NEW YORK (AP) — New York Gov. Andrew Cuomo is pushing to enact a statewide ban on the sale of flavored e-cigarettes amid growing health concerns connected to vaping, especially among young people.
The Democrat announced Sunday that the state health commissioner would be making a recommendation this week to the state Public Health and Health Planning Council. The council can issue emergency regulations that would go into effect as soon as they are voted on and start being enforced in as soon as two weeks, following a short grace period for retailers, officials said.
In announcing the action, Cuomo sharply criticized the flavors that are for sale, like bubble gum and cotton candy.
"These are obviously targeted to young people and highly effective at targeting young people," he said.
Officials pointed to a significant increase of e-cigarettes by young people, which they said was driven by the flavors.

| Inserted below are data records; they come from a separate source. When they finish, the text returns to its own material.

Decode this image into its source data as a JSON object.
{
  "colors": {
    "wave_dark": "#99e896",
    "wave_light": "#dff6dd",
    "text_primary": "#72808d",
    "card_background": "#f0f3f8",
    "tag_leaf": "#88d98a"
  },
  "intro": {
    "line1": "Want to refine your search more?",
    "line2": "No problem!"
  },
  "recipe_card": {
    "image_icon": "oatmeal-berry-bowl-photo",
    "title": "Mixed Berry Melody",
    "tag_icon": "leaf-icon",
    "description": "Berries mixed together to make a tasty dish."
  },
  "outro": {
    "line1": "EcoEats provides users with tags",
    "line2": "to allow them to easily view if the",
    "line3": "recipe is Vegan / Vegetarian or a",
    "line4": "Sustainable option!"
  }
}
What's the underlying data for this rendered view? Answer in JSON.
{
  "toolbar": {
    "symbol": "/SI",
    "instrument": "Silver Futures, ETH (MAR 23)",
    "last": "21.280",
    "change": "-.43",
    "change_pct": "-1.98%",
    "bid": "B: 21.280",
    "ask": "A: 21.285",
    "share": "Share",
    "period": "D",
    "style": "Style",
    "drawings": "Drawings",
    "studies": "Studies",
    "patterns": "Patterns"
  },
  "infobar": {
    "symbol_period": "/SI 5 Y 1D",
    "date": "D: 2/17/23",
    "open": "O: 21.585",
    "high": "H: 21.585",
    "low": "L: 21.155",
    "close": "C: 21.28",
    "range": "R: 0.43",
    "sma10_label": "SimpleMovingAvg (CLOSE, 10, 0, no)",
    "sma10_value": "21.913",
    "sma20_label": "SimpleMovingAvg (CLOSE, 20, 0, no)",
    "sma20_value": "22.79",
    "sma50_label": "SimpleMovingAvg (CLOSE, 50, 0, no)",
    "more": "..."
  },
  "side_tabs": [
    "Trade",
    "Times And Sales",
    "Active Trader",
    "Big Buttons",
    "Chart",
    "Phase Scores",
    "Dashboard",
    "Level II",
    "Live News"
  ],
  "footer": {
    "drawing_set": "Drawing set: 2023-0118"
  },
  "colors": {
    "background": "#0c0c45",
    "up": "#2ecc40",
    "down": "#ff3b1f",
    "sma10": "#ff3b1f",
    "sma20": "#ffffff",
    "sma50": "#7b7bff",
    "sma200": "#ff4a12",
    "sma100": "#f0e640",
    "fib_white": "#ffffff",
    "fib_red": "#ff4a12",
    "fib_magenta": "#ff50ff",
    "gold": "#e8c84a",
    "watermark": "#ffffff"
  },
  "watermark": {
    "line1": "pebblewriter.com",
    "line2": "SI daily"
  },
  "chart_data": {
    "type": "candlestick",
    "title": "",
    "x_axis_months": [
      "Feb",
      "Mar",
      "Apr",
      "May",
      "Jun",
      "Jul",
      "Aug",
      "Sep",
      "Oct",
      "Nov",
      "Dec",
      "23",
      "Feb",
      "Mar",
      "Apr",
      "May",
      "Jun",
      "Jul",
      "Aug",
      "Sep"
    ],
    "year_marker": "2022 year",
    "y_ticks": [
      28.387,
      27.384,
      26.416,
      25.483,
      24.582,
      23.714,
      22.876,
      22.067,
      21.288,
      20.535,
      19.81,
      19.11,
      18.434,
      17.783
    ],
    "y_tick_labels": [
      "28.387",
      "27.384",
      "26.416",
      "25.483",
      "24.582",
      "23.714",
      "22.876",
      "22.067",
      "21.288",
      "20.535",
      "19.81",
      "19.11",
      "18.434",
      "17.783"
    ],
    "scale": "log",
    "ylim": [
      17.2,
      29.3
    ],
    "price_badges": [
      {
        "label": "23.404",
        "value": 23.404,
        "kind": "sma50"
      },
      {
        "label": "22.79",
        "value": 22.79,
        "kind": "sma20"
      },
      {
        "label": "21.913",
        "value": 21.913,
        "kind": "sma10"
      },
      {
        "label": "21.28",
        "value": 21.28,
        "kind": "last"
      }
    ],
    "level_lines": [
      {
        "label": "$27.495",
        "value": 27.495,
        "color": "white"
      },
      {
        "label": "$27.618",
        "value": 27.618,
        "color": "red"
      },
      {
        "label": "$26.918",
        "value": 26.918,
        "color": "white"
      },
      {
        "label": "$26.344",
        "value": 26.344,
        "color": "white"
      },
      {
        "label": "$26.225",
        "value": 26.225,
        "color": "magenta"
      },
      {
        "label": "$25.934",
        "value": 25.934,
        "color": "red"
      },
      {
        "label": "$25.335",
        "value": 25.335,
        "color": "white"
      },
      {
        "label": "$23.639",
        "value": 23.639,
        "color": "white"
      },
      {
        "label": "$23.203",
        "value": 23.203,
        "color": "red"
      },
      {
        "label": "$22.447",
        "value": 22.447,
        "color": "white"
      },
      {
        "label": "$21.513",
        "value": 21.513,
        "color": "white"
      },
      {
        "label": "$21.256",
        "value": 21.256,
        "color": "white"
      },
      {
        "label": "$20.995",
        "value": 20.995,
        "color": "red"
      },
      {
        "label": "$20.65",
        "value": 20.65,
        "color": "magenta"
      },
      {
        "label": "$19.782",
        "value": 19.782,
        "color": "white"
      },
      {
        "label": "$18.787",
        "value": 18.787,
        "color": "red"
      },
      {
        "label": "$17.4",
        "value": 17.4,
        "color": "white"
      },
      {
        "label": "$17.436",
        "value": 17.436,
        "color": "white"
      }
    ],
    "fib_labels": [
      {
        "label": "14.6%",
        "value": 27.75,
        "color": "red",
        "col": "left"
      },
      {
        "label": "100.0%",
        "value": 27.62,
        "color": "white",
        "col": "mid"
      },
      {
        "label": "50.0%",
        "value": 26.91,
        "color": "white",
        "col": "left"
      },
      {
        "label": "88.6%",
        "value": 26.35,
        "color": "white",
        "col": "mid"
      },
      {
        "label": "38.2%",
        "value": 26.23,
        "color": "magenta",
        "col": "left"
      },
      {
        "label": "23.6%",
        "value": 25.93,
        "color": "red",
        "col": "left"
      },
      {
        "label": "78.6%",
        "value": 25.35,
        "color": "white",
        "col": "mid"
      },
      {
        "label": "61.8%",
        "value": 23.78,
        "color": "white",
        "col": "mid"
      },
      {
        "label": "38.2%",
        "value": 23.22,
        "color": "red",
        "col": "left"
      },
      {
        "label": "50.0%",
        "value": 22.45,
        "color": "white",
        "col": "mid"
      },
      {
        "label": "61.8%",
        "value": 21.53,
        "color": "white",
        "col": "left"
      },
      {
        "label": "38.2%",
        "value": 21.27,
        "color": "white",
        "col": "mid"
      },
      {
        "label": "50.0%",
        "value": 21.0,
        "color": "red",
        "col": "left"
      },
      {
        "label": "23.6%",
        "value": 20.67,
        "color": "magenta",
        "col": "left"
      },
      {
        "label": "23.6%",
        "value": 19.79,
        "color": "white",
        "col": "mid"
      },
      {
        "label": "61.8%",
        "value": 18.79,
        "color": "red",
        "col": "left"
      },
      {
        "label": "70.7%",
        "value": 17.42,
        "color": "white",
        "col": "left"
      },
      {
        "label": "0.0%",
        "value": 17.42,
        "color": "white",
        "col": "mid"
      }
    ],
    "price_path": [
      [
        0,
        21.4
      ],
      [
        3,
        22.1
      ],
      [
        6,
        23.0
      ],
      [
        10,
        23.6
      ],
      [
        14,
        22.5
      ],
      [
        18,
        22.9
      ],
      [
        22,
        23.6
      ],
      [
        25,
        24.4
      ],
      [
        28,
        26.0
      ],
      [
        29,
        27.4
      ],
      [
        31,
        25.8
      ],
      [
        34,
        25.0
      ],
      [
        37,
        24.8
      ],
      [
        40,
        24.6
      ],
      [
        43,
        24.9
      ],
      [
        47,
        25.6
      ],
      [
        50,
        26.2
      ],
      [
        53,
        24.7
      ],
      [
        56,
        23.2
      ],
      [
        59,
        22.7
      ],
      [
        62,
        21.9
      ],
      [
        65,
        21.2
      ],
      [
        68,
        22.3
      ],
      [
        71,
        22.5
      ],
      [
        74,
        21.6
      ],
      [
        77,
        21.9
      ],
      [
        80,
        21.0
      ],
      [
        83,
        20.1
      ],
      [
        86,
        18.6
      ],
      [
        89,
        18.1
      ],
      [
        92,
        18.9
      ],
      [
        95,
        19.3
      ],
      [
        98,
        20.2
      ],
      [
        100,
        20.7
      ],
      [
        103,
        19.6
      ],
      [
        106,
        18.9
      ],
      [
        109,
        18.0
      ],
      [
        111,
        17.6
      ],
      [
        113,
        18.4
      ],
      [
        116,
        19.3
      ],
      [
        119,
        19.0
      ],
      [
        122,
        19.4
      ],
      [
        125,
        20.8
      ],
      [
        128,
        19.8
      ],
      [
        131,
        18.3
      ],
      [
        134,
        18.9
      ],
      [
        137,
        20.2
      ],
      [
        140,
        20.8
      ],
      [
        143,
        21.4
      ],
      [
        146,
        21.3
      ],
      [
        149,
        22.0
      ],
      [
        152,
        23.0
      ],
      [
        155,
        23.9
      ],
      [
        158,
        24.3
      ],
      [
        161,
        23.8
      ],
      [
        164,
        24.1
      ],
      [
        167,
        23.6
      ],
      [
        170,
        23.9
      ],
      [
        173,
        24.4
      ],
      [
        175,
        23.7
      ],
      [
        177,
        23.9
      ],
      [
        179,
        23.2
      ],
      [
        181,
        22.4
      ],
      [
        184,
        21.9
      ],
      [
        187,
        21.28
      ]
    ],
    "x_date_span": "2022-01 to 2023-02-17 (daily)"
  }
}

According to data from the state health department, nearly 40% of high school seniors and 27% of high school students overall in the state use e-cigarettes. High school use went from 10.5% in 2014 to 27.4% in 2018.
Nationwide, the 2019 National Youth Tobacco Survey showed traditional cigarette usage continuing to fall for students in 6th to 12th grade but vaping continuing to surge higher.
The biggest player in the industry, Juul Labs Inc., said it was reviewing the announcement, but agreed with the need for action.
The ban would not impact tobacco- and menthol-flavored e-cigarettes, but Cuomo said the Department of Health would continue evaluating and that could change.
Not including menthol brought criticism for Cuomo from some quarters.
Cuomo "had the opportunity to take decisive action, but instead left menthol e-cigarettes on the marketplace," said Harold Wimmer, president and CEO of the American Lung Association, in an email statement. "While today's announcement was well-intentioned, it will drive our youth to use menthol flavored products in even greater numbers."
Cuomo signed legislation earlier this year raising the statewide smoking age to 21, and earlier this month signed a mandate that requires state anti-tobacco campaigns to also include vaping.
Vaping is also under a federal spotlight , as health authorities look into hundreds of breathing illnesses reported in people who have used e-cigarettes and other vaping devices.
In his first public comments on vaping, President Donald Trump proposed a similar federal ban last week.
The FDA has been able to ban vaping flavors since 2016, but hasn't taken the step, with officials looking into whether flavors could help cigarette smokers to quit.
The global market is estimated to have a value of as much as $11 billion. The industry has spent a lot of money in states around the country to lobby against state-level flavored e-cigarette bans, in states including Hawaii, California, Maine and Connecticut.
Michigan Gov. Gretchen Whitmer earlier this month ordered that state's health department to come out with emergency rules to prohibit flavored e-cigarette sales.
Juul reiterated Sunday the agreeable stance it had taken following Trump's proposal.
In an emailed statement, spokesman Austin Finan said, "We strongly agree with the need for aggressive category-wide action on flavored products," and "will fully comply with local laws and the final FDA policy when effective."